Congress punts on reducing retiree COLA pay (
A move to reduce retirement pay increases for future career service members by 1 percent lower will not go into effect for another year under the 2015 defense budget agreed to by the Senate and House armed services committees. The provision, which is targeted toward working-age retirees — those under 62 — has been criticized by military associations and veterans groups since it was first proposed in 2013 as a way to rein in spending. Delaying the start of the COLA-minus-one plan until Jan. 1, 2016, means anyone entering the military over the next year and remaining in for a full career will be exempt from the provision. The National Defense Authorization Act still must be voted on House and Senate, which is scheduled to occur before Christmas.

Inspector General will investigate Hibbing VA (Mesabi Daily News)

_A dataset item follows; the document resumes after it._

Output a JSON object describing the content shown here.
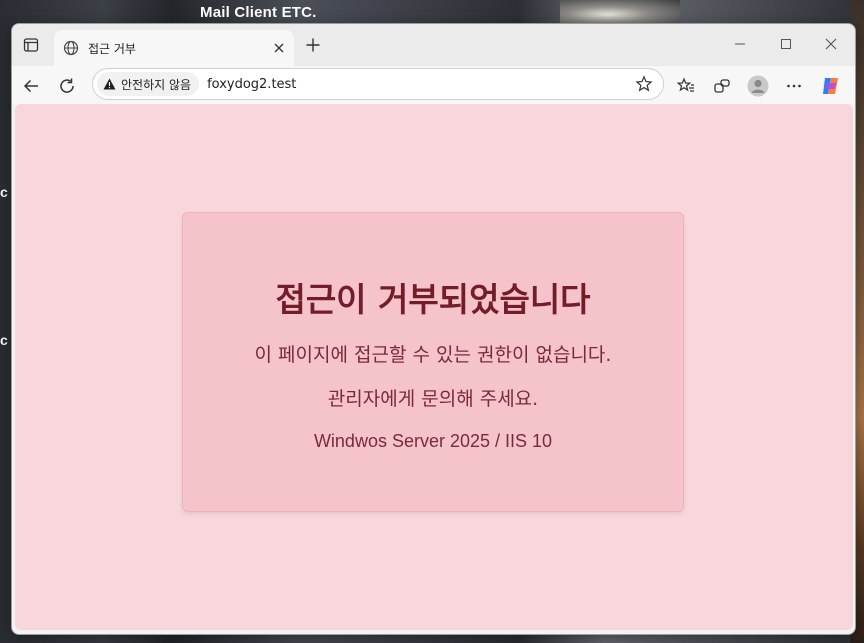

The Inspector General’s Office will investigate the allegations of former Hibbing VA Clinic employees who have said they were ordered to backdate medical records at the facility, according to 8th District U.S. Rep. Rick Nolan. In addition, in a telephone interview with the Mesabi Daily News Wednesday afternoon, the Democratic congressman said the investigation will also consider allegations by the former employees of a hostile work environment. “None of the six women I talked with (a week ago in Mountain Iron) told me they had ever been interviewed. That’s not an investigation if you don’t talk to people who are making the allegations.” Nolan said he believes the investigation will be processed quickly by Washington standards. “I’m thinking months, not years,” he said. The former VA workers have said that they were required to backdate medical appointment schedules to make it appear that some veterans were being seen far sooner than when the appointments actually took place. In addition, they also said there was a policy and attitude that put profits ahead of the wellbeing of veterans.

Bad things happen to whistleblowers when watchdogs become attack dogs (Washington Examiner)

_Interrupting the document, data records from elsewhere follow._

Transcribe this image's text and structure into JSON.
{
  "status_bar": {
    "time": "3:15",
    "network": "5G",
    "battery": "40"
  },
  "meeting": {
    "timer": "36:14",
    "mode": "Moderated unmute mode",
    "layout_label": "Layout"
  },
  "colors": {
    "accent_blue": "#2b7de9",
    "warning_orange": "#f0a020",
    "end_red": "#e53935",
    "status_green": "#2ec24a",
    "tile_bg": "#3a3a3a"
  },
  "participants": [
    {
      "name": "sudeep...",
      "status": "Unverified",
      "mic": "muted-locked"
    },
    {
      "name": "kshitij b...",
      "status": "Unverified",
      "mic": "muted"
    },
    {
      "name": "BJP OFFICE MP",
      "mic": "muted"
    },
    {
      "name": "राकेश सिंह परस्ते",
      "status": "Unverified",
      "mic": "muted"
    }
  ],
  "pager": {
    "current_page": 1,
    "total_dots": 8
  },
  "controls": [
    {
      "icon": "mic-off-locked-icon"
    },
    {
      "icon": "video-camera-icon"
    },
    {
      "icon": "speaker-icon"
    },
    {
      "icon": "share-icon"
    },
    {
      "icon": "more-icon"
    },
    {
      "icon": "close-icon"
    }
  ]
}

Terrance Peterson was trained in the military to report wrongdoing, regardless of the consequences. That code of integrity did not serve him well after he reported wrongdoing to the Department of Veterans Affairs inspector general. In January 2013, Peterson complained to the IG about unsanitary conditions at the Wilmington, Del., VA hospital where he worked. He had filed previous complaints that veterans faced needless delays in getting care. The IG turned Peterson’s charges over to agency administrators so they could investigate themselves. They found they did nothing wrong and the case was dropped. What followed was a year of retaliation, the former Navy and Marine medic says. Hospital administrators claimed Peterson was a hothead prone to complaining to outside agencies. Peterson was transferred out of the dialysis unit, the one he complained about. He was accused of making threats against his boss, a doctor who ran the department, and was directed to attend anger management sessions.